Japan has a great many traditional performing arts. The narrative arts, called katarigei, are especially numerous and continue to evolve as multilayered art forms based on the foundations of earlier genres. Even in our visually oriented times, performing arts that require listening skills and imagination are being handed down in various ways and continue to thrive. They include Noh, fushidan sekkyo (Buddhist story-telling sermons), sekkyo-saimon (sermon ballads), kodan (storytelling), gidayu bushi (bunraku narrative), rakugo (comic storytelling) and rokyoku (story recitation accompanied by shamisen). We will invite leading performers as well as writers and researchers in the types of katarigei being performed today. First we will hear superb katarigei performances; then we will learn about each performing art from a historical perspective–how it emerged from a specific environment, what its unique characteristics are, who presented it and who came to hear it. The experts will shed light on the identity of each genre and provide insights on the training of performers and the ways in which the arts are carried on by successive generations. Over the course of the program’s eleven sessions, we aim to provide a broad perspective on the underpinnings of Japan’s “narrative” and to think about the future of the narrative arts.
Nanafuku Tamagawa began her training with Fukutaro Tamagawa II in July 1995, and made her stage debut as a rokyoku storyteller in August of the same year. She debuted as a rokyokushi (traditional storyteller) in November 2001. She produced the rokyoku events Tamagawa Fukutaro no Tettei Tenpo Suikoden (5 episodes) in 2004 and Tamagawa Fukutaro no Rokyoku Eiyu Retsuden in 2005. Nanafuku Tamagawa continues to produce a variety of rokyoku events and carries out wide-ranging collaborations with other performing arts and musical genres including Noh, gidayu, opera, Korean pansori, kodan and rakugo. She has performed such masterpieces of classical rokyoku as Tenpo Suikoden, Kaneisanbajutsu, Akogishiden, and Shimizu no Jirochoden.

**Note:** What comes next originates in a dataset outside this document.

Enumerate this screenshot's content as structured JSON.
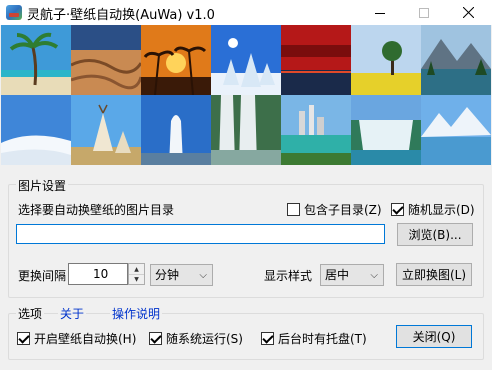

She also performs brilliant new rokyoku works including Kingyo Mugen, Rokyoku Cinderella (both her own compositions), Naniwabushi Sarasa (from a work by Iruru Masaoka), Higan Senningiri no Onna (from a work by Nobuo Ozawa) and Kare to Kozaru Shichinosuke (from a work by Matsutaro Kawaguchi).
Camellia Hall, Camellia Plaza（Koto City, Tokyo）